For your Vegetable and Fruit Garden:
- Cover the garden beds that will be used for vegetables with black plastic to kill weeds and warm the soil for the weeks leading up to the time of planting. This method is also needed when you are also using the no-till method.
- Sow more rows of lettuce, carrots and beets. Here’s a hint – sow smaller amounts every month to spread out the supply overtime rather than all at once.
- Plant a set of cabbage seedlings to mature after your March and April plants mature for a steady harvest.
- Plant your Brussels sprouts, kale and tomatoes at the beginning of the month and wait until the end to plant the pepper plants. Plant the seeds of warm weather vegetables now – that’s your beans, melons, cucumbers, squash and pumpkins. Your Corn should be planted at the end of the month or left to the beginning of June.
- Control your insect problem by hand-picking and covering your row covers or by using less harmful insecticides.
- Don’t forget to plant your herb seedlings!
For your Flower Beds:

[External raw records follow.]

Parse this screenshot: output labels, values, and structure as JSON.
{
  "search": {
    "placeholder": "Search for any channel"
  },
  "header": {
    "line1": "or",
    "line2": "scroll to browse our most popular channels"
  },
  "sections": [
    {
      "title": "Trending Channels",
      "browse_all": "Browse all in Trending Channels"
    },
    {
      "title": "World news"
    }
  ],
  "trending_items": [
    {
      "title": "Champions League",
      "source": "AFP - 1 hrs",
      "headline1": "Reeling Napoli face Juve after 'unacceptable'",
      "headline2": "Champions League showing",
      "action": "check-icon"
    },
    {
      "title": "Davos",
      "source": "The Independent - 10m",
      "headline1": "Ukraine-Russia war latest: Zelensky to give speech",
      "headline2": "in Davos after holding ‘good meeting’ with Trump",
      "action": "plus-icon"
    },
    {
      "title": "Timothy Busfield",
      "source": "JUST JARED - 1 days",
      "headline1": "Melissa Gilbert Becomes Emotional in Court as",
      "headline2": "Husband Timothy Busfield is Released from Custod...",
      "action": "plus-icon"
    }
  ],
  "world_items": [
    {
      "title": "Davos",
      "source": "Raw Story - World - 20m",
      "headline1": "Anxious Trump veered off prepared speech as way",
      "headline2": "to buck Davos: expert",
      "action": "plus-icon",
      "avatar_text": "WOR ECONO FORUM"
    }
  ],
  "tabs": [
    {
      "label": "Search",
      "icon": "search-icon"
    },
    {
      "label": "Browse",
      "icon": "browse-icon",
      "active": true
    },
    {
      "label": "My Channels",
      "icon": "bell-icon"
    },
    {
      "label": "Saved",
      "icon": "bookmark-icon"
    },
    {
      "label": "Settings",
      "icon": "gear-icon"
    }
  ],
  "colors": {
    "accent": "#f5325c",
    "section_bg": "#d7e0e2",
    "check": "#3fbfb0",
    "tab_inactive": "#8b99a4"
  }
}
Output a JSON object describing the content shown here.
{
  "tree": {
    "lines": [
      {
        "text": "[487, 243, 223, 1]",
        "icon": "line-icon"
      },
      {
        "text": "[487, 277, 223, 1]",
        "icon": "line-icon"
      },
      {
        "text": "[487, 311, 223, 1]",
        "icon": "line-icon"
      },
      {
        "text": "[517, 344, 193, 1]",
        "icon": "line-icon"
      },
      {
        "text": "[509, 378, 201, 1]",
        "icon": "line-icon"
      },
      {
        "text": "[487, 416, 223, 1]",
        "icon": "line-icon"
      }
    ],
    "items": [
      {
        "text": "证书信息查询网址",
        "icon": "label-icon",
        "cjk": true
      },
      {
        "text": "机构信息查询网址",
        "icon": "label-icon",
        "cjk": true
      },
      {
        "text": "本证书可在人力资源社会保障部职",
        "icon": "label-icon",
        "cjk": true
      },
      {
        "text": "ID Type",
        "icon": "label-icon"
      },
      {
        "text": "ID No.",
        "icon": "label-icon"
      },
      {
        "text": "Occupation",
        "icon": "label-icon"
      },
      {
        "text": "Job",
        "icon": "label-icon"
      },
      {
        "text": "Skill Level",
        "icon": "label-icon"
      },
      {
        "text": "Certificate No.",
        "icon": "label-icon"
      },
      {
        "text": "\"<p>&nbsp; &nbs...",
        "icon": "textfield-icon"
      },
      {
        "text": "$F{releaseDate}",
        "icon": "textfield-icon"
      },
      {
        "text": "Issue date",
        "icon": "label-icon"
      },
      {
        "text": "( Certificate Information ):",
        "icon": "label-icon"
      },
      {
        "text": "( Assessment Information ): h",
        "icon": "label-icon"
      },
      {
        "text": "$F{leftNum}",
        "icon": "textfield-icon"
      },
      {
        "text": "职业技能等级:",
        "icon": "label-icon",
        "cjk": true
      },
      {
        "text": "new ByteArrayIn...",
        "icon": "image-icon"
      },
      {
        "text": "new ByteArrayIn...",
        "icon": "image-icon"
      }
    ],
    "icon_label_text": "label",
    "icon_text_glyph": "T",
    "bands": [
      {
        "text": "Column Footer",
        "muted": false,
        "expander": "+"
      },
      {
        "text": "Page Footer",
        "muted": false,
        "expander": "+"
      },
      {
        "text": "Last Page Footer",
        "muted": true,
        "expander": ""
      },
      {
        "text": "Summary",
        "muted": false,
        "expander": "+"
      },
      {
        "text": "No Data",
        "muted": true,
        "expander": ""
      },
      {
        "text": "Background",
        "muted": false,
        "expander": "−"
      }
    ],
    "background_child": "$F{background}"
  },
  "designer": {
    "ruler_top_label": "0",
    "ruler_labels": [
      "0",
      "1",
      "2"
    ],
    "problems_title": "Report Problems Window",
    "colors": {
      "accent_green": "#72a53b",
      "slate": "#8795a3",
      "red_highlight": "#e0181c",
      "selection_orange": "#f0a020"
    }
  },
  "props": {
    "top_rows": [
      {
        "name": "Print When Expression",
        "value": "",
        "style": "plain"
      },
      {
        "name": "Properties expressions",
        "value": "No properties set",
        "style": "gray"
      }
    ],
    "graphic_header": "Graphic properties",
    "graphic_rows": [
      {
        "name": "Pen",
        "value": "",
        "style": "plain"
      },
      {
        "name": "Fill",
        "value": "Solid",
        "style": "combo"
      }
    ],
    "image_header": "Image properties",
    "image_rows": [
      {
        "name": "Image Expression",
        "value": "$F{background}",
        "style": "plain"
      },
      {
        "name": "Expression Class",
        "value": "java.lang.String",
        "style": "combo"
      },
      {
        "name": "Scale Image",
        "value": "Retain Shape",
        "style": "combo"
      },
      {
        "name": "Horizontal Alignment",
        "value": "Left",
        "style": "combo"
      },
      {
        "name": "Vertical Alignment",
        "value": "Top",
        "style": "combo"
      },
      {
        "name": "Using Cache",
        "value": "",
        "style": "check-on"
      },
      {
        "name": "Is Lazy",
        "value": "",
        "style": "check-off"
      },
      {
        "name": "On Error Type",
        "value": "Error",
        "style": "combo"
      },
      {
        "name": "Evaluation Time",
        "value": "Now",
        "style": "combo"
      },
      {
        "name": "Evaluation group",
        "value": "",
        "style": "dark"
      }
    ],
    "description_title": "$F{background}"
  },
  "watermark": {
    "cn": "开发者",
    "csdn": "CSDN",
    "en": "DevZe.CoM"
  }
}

- Do not forget to continue laying down newspaper and mulching your garden beds as you clear them of weeds. This task must be done every month!
- Plant your tender plants like geraniums, fuchsias, begonias and impatiens. Plant your dahlias and gladiolus tubers mid-month.
- Prune the shrubs that need it after bloom.
- Fertilize your roses and flowering shrubs that need it! If you compost, you should have enough for most flowering plants, but a few like hydrangeas and rhododendrons may benefit from additional feeding.
- You can still plant a new lawn this month, but after this you should wait for fall. For those with existing lawns, mow, mow and mow!
- Spot weed lawns and fertilize early if you didn’t do it in April.
- Lightly sheer evergreens and hedges to your preferred shape.
- Test your watering systems. Replace any hoses and sprinklers that need it.
- If you started your seeds indoors such as peppers, tomatoes, basil and other warm weather crops, you’ll need to harden-off gradually over a period of a week to allow the plants more and more hours outside until they are able to stay out overnight.